McCormack said there were challenges that had to be met as well. “The biggest challenge I faced was managing my time. It was a big undertaking, but I expected it. There was also the short time frame we had to edit and finalize the whole documentary. It was run and gun from the time we got back from Spain, but we did it.”

Nathan Spano, a digital cinema and filmmaking major from Delran, New Jersey, agreed there were challenges. “Post-production was our biggest challenge,” he said. “There was a time crunch and we had very specific deadlines. We had tech check and then notes to run through.”

“While we were filming, setting up interviews was hard because you had to be in and out and make sure audio quality was right and everything was set right with the cameras. It was a such a learning experience for me and I think it is a great opportunity for students in general.”

For Eric Ducos, a film and screen studies major from Woodside, Queens, the weather was a bit challenging. “It was raining the whole week and that is unusual for Montilla,” he said. “It is usually dry and hot and the sun is always out. We had to do a lot of adapting around those circumstances. We had to move a lot around and move interviews indoors.”

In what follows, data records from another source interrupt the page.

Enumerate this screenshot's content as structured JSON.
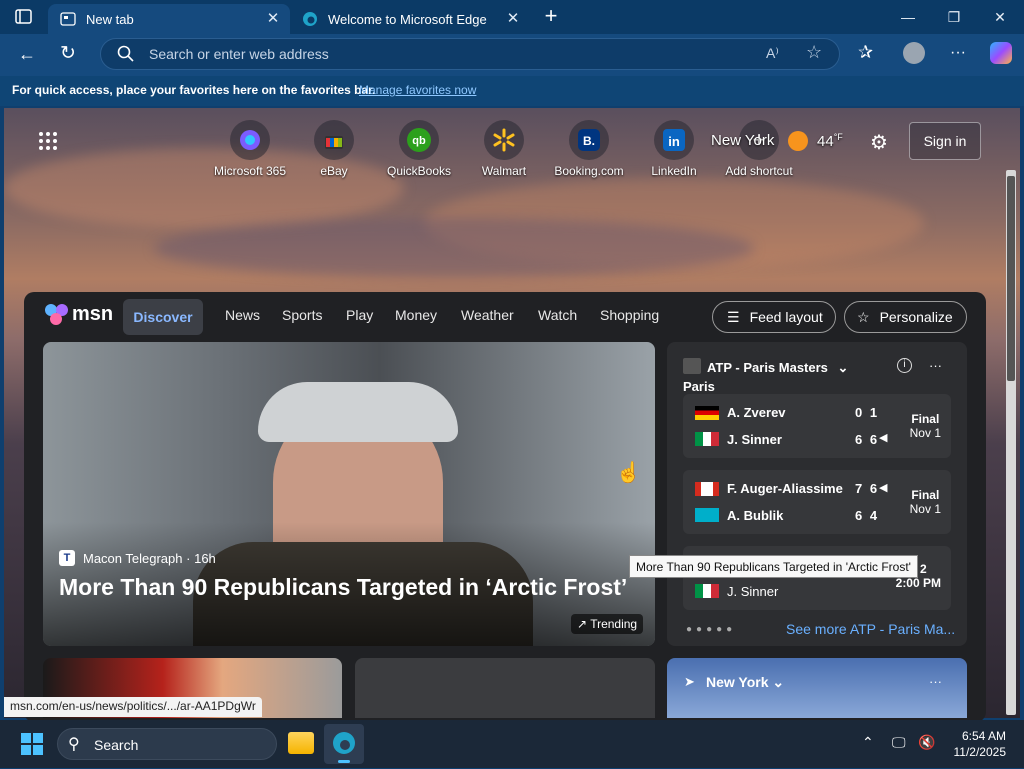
{
  "browser": {
    "tabs": [
      {
        "label": "New tab",
        "active": true
      },
      {
        "label": "Welcome to Microsoft Edge",
        "active": false
      }
    ],
    "address_placeholder": "Search or enter web address",
    "favorites_hint": "For quick access, place your favorites here on the favorites bar.",
    "favorites_link": "Manage favorites now"
  },
  "shortcuts": [
    {
      "label": "Microsoft 365",
      "icon": "m365-icon"
    },
    {
      "label": "eBay",
      "icon": "ebay-icon"
    },
    {
      "label": "QuickBooks",
      "icon": "quickbooks-icon"
    },
    {
      "label": "Walmart",
      "icon": "walmart-icon"
    },
    {
      "label": "Booking.com",
      "icon": "booking-icon"
    },
    {
      "label": "LinkedIn",
      "icon": "linkedin-icon"
    },
    {
      "label": "Add shortcut",
      "icon": "add-icon"
    }
  ],
  "header": {
    "city": "New York",
    "temp": "44",
    "temp_unit": "°F",
    "signin": "Sign in"
  },
  "msn": {
    "logo": "msn",
    "nav": [
      "Discover",
      "News",
      "Sports",
      "Play",
      "Money",
      "Weather",
      "Watch",
      "Shopping"
    ],
    "feed_layout": "Feed layout",
    "personalize": "Personalize"
  },
  "hero": {
    "source": "Macon Telegraph",
    "age": "16h",
    "source_sep": "·",
    "headline": "More Than 90 Republicans Targeted in ‘Arctic Frost’",
    "trending": "Trending"
  },
  "atp": {
    "title_line1": "ATP - Paris Masters",
    "title_line2": "Paris",
    "icon_alt": "ATP",
    "matches": [
      {
        "p1": "A. Zverev",
        "s1": "0 1",
        "p2": "J. Sinner",
        "s2": "6 6",
        "status": "Final",
        "date": "Nov 1"
      },
      {
        "p1": "F. Auger-Aliassime",
        "s1": "7 6",
        "p2": "A. Bublik",
        "s2": "6 4",
        "status": "Final",
        "date": "Nov 1"
      },
      {
        "p2": "J. Sinner",
        "date_partial": "v 2",
        "time": "2:00 PM"
      }
    ],
    "see_more": "See more ATP - Paris Ma..."
  },
  "tooltip": "More Than 90 Republicans Targeted in 'Arctic Frost'",
  "weather_card": {
    "city": "New York"
  },
  "status_url": "msn.com/en-us/news/politics/.../ar-AA1PDgWr",
  "taskbar": {
    "search": "Search",
    "time": "6:54 AM",
    "date": "11/2/2025"
  }
}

Fiona Torres Moino, a film and screen studies major from Buenos Aires, had a much-needed skill on set. “I am a native Spanish speaker and most of our subjects spoke only Spanish,” she said. “In the hotel and in post-production, I needed to do a lot of translation. One of the biggest challenges was the Spanish accent was very strong. Even though I am a native Spanish speaker, it took me a while to get used to the different dialect and words they use. It was a big challenge, but it worked.”

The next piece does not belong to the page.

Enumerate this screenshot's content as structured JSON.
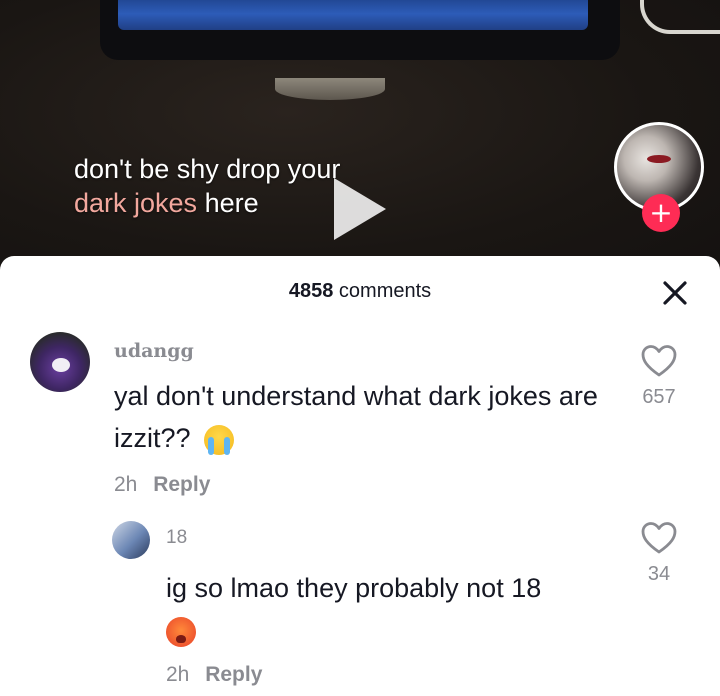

“The Cooper” continues a proud tradition of producing high quality, meaningful, and award-winning films. In recent years, Pace filmmakers have produced documentaries around the globe focusing on a number of topics, including the farm-to-table food movement in France (2023); how oysters depend on the ebb and flow of tides (2022); the importance of bees as pollinators in our food supply (2021); the impact of earthquakes in Hawaii (2019); the endurance of the people of Puerto Rico in the aftermath of Hurricane Maria (2018); Cuba at a cultural crossroads (2016); reviving Curacao’s coral reefs (2015); as well as many other poignant films.

“Dyson College’s student filmmakers have produced another moving documentary that delves into the important and fascinating history of cask making,” said Tresmaine R. Grimes, dean, Dyson College of Arts and Sciences and School of Education, and interim dean for the Sands College of Performing Arts. “The students learn and perfect their craft while educating us all. I am so moved by the talents of this team and the compelling film they have made. Congratulations to them and Professors Luskay and Guarneri for another impressive PaceDocs production.”

About Pace University

Since 1906, Pace University has been transforming the lives of its diverse students—academically, professionally, and socioeconomically. With campuses in New York City and Westchester County, Pace offers bachelor, master, and doctoral degree programs to 13,600 students in its College of Health Professions, Dyson College of Arts and Sciences, Elisabeth Haub School of Law, Lubin School of Business, Sands College of Performing Arts, School of Education, and Seidenberg School of Computer Science and Information Systems.

About Dyson College of Arts and Sciences

Pace University’s liberal arts college, Dyson College, offers more than 50 programs, spanning the arts and humanities, natural sciences, social sciences, and pre-professional programs (including pre-medicine, pre-veterinary, and pre-law), as well as many courses that fulfill core curriculum requirements. The College offers access to numerous opportunities for internships, cooperative education and other hands-on learning experiences that complement in-class learning in preparing graduates for career and graduate/professional education choices.

More Press Releases

Press Release

The Elisabeth Haub School of Law at Pace University is pleased to announce that the Honorable Rowan D. Wilson, Chief Judge of the New York State Court of Appeals, will deliver the Law School’s commencement address at its 46th Commencement Ceremony, to be held on May 20, 2024, at the USTA Billie Jean King National Tennis Center in Queens.